This partnership marks Fender's recognition of Mojotone’s dedication to its craft, quality of products, and dependability of knowledge. Beginning November 29th and ranging from $327 - $1,016.
Amplifiers were among the first products to wear the official Fender seal. A qualified electronics technician by trade, Leo Fender developed his iconic amplifiers during the mid-1940s putting innovation at the forefront. To this day, Leo’s influence and innovative spirit can still be heard in today’s amps, as that same iconic, clean Fender tone continues to color new music around the world. As a result, the process for completing the exclusive licensing deal required Fender to carefully audit Mojotone’s amplifier kits, wiring diagrams, electronics, hardware, construction methods, and more to ensure this innovation carried on through the partnership. Mojotone’s many years of intense research, quality production, and favorable reputation solidified the deal.

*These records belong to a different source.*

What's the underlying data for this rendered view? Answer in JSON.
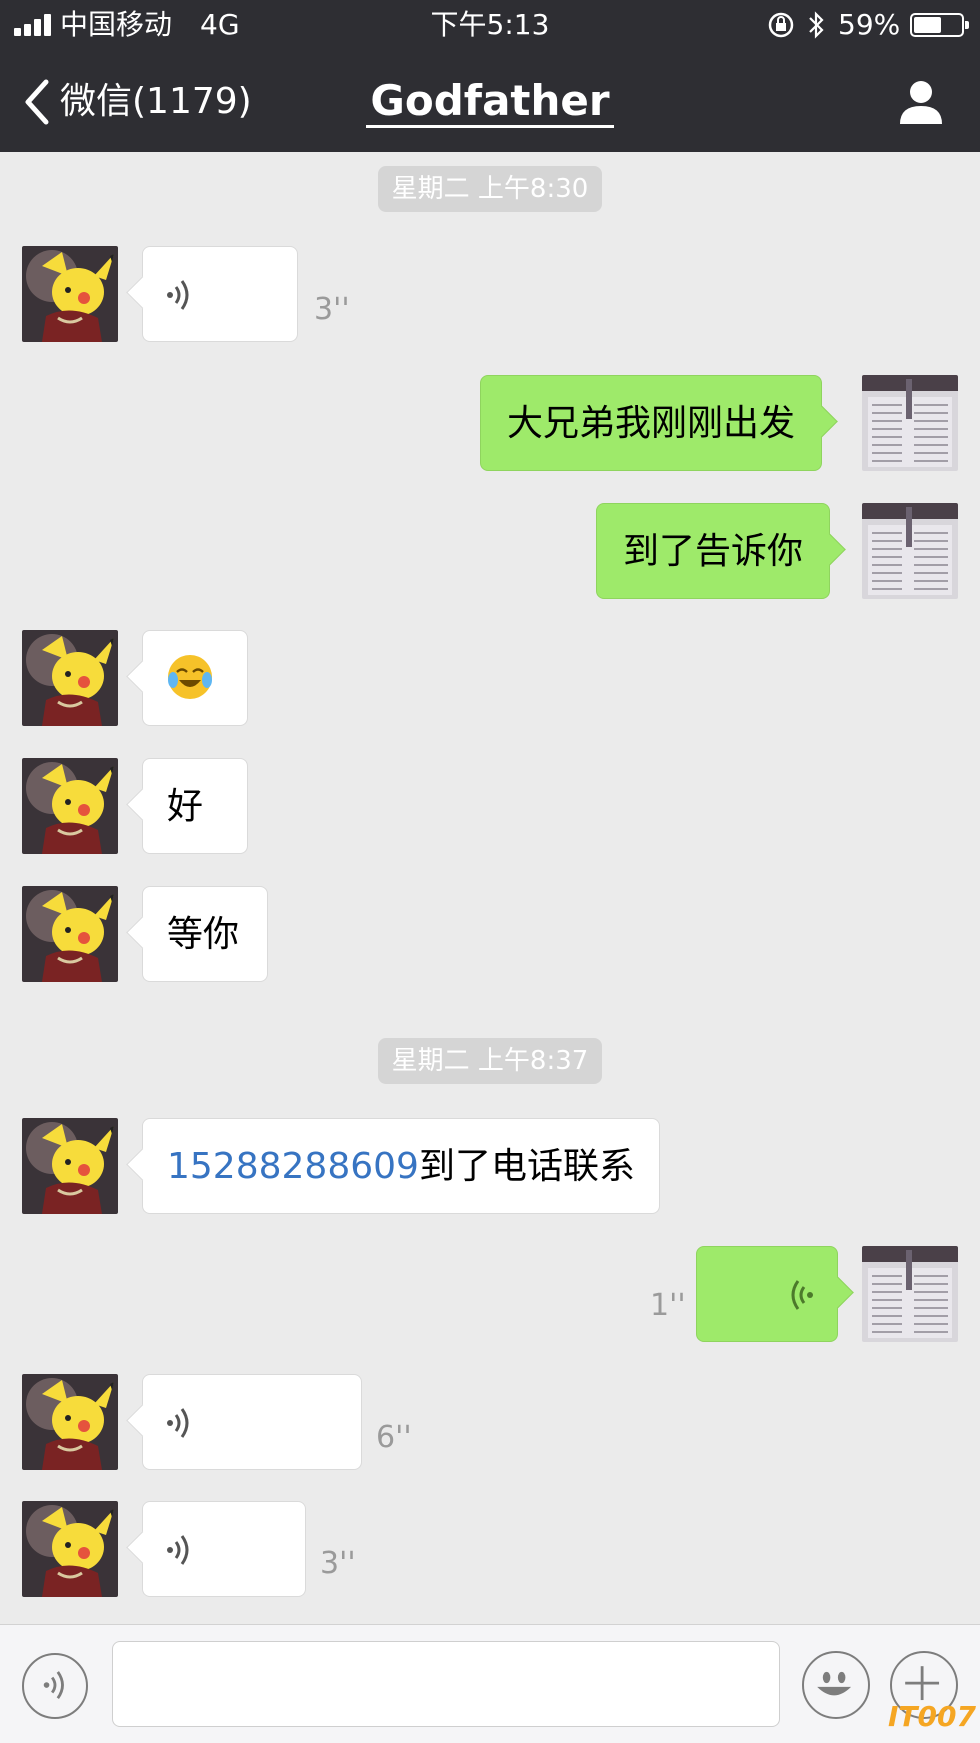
{
  "status_bar": {
    "carrier": "中国移动",
    "network": "4G",
    "time": "下午5:13",
    "battery_percent": "59%",
    "battery_level": 0.59
  },
  "nav": {
    "back_label": "微信(1179)",
    "title": "Godfather",
    "back_icon": "chevron-left-icon",
    "profile_icon": "person-icon"
  },
  "timestamps": [
    "星期二 上午8:30",
    "星期二 上午8:37"
  ],
  "messages": [
    {
      "side": "left",
      "type": "voice",
      "duration": "3''"
    },
    {
      "side": "right",
      "type": "text",
      "text": "大兄弟我刚刚出发"
    },
    {
      "side": "right",
      "type": "text",
      "text": "到了告诉你"
    },
    {
      "side": "left",
      "type": "emoji",
      "emoji": "laughing-crying-face-icon"
    },
    {
      "side": "left",
      "type": "text",
      "text": "好"
    },
    {
      "side": "left",
      "type": "text",
      "text": "等你"
    },
    {
      "side": "left",
      "type": "text_with_link",
      "link": "15288288609",
      "text": "到了电话联系"
    },
    {
      "side": "right",
      "type": "voice",
      "duration": "1''"
    },
    {
      "side": "left",
      "type": "voice",
      "duration": "6''"
    },
    {
      "side": "left",
      "type": "voice",
      "duration": "3''"
    }
  ],
  "input_bar": {
    "text_value": "",
    "voice_icon": "voice-toggle-icon",
    "emoji_icon": "smiley-icon",
    "plus_icon": "plus-icon"
  },
  "watermark": "IT007",
  "colors": {
    "header_bg": "#2e2e33",
    "chat_bg": "#ebebeb",
    "outgoing_bubble": "#9eea6a",
    "incoming_bubble": "#ffffff",
    "link": "#3774c2"
  }
}
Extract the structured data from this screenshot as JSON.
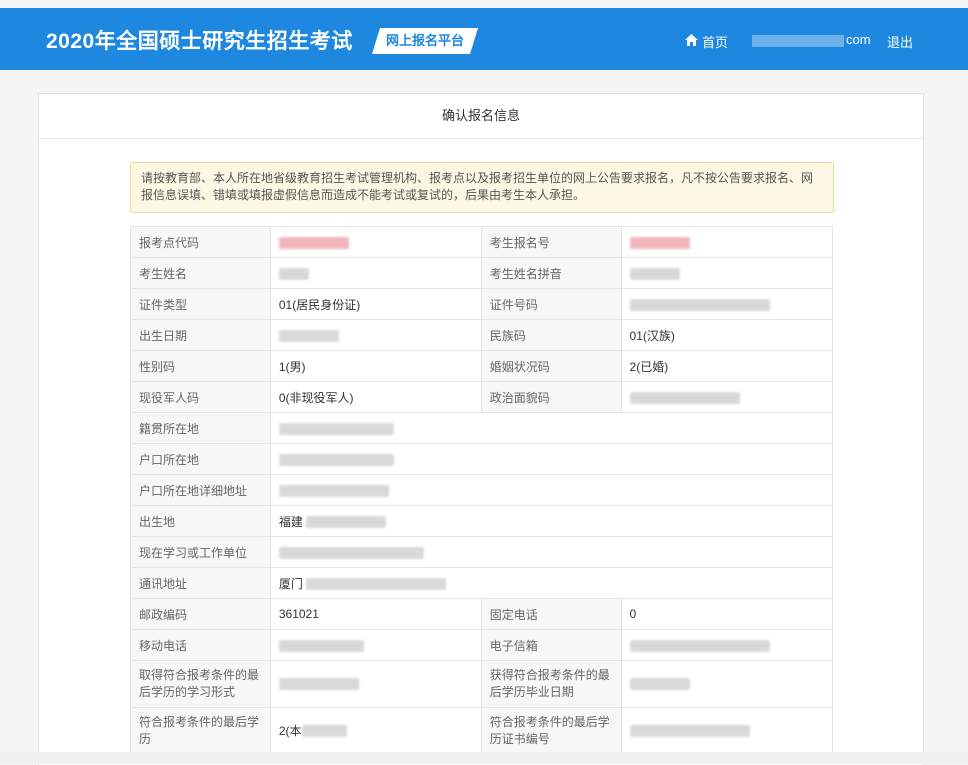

Mojotone has always been determined to provide its customer base with the most sought-after parts with their insider industry-knowledge. They have spent the last 25 years helping musicians recreate what they deem to be the most famous and easily-recognized tones and aesthetics in the music industry. When purchasing Mojotone products, like Fender products, customers can be assured of unmatched quality and craftsmanship.
For more information, please visit mojotone.com.